We all know it’s true: There’s no place like home. That’s exactly what our 70-year-old female patient expressed upon admission at Olympia Transitional Care and Rehabilitation.
The patient experienced a cardiovascular accident at home resulting in a fall, with left distal femur shaft fracture. Upon admission, her level of function was as follows:
- Hoyer transfer
- NWB in LLE for eight weeks
- 9/10 pain in LLE, TD for toileting and dressing ADLs
- Mild-mod swallow impairment with mechanical soft and thin liquids
- Mild dysarthria
- Mild-mod cognitive communication deficit
The patient lived at home with her spouse with multiple myeloma in a supportive, social community. She was independent with gait in her home and over short community distances; with swallow function, motor speech, functional cognition for her living environment; and with ADLs and IADLs, including cooking and cleaning.
This patient had one simple goal: “To get back to the way it was.” More specifically, she wanted to return home to her spouse and her cats, return to ambulation at household distances, and decrease the level of caregiver assistance for ADLs.
Taking an interdisciplinary approach, we developed a treatment plan combining physical, occupational and speech therapy. COTA and PTA created a “Passport to Home” document to visually track patient goals and progress:
- Goals are checked off as they are achieved
- The patient has an active role in goal-setting and completion
- Extrinsic motivator for compliance over a lengthy rehab stay
- Pain management — manual therapy
- Transfer training — progressive strengthening, slide board transfers
- Gait training — parallel bars, bariatric FWW
- Balance training
- Stair training
- Toileting — Q2 hour toileting schedule, nursing staff in-service for compliance
- Dressing — adaptive equipment education, timed trials for improved function
- Tub transfers — tub transfer bench
- UE resistance to fatigue
- Oropharyngeal dysphasia — OMEX, compensatory strategy training
- Dysarthria — OMEX, breath support training, compensatory strategy training
- Cognitive communication deficit — external memory aid training, attention processing strategies
Additionally, we collaborated with nursing staff to ensure:
- Safe swallow strategy and positioning training (ST, PT)

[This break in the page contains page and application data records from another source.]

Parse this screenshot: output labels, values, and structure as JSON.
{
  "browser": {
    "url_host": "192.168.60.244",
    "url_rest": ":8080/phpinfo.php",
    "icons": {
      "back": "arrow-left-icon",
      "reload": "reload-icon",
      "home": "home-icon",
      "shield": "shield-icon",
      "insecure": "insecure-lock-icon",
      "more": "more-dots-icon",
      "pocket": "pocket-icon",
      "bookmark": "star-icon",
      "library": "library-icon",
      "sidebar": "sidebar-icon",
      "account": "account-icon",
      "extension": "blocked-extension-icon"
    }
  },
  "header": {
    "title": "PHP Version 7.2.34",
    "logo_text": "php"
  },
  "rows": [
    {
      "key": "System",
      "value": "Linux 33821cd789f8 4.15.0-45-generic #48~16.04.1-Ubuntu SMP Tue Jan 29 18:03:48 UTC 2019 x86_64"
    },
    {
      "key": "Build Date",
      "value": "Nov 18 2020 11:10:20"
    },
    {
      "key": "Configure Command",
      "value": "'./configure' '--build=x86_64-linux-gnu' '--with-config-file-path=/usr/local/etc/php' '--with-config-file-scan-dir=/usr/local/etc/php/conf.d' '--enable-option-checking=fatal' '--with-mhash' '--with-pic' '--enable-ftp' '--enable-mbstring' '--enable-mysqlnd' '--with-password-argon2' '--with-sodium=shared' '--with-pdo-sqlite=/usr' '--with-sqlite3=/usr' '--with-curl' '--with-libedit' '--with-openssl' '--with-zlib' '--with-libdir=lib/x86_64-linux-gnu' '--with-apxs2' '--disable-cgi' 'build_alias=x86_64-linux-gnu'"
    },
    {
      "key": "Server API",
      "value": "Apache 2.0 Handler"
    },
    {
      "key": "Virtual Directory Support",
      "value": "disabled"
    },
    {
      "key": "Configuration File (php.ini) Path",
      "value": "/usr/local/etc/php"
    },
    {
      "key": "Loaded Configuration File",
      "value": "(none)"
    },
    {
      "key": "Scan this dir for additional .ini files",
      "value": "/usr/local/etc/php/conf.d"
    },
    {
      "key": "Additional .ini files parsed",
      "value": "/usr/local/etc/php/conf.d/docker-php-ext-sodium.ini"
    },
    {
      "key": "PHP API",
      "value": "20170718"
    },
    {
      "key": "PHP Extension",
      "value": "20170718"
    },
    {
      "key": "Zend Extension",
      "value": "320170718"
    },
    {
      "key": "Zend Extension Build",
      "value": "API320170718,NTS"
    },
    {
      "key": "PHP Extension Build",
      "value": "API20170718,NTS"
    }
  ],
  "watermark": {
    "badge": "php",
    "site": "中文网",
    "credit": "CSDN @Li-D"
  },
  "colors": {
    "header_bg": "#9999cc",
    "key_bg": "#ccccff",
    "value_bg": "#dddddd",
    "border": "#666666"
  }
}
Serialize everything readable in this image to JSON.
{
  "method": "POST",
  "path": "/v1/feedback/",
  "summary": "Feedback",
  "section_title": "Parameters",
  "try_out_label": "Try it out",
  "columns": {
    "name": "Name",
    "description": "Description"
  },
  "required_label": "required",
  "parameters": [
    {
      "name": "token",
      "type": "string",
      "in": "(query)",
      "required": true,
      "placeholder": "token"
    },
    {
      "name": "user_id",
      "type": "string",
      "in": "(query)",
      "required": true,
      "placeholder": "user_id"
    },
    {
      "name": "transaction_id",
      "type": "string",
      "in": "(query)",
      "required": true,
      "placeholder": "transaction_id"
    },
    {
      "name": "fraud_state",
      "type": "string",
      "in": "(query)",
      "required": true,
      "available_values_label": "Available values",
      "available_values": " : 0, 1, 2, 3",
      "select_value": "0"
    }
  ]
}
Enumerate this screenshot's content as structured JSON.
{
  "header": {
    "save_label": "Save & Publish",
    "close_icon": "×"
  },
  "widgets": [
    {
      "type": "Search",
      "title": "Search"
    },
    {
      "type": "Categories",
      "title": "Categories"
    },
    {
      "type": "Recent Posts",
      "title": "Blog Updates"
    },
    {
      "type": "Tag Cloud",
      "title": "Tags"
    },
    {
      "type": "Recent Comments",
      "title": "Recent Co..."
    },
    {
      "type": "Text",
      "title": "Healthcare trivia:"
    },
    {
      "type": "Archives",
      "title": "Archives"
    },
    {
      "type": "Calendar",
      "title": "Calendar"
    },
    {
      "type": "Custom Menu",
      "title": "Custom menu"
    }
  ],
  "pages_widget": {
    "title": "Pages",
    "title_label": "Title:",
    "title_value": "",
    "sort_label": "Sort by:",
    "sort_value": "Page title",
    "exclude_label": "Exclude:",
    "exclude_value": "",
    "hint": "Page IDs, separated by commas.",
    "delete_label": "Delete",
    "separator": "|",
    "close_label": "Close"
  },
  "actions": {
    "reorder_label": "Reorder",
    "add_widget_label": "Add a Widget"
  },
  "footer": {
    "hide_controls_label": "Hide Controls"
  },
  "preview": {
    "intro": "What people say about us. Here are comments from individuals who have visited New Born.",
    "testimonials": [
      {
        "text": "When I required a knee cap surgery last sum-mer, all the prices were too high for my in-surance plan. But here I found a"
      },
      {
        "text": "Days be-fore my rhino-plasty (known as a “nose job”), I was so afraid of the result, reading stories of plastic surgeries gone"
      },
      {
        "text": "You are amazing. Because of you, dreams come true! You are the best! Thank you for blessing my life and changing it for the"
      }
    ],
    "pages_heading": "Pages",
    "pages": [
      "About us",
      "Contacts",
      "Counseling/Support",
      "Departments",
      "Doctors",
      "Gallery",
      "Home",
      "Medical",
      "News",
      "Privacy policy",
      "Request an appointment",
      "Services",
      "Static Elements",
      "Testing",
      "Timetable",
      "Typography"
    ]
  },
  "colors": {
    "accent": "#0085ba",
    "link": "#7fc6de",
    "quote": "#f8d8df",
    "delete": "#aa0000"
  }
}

- Compliance with toileting schedule with use of external memory aid (ST, OT)
- Transfer recommendations set up (PT, OT)
Using an interdisciplinary approach with complex patients is essential to realizing the highest level of performance success. The use of standardized testing allowed us to develop a personalized plan of treatment for this patient’s needs and improve the chances of a positive outcome.
Although this patient was quite discouraged at the onset of rehabilitation and did not have high expectations for success, we were able to encourage her along the way and improve her outlook. With a team approach, were developed a detailed treatment plan that ultimately allowed her to return home near her prior level of function.
By Scott Hollander, PT, PDT; Sarah Koning, MSOT, OTR/L; and Megan Bennett, MS, CCC-SLP, Olympia Transitional Care and Rehabilitation, Olympia, WA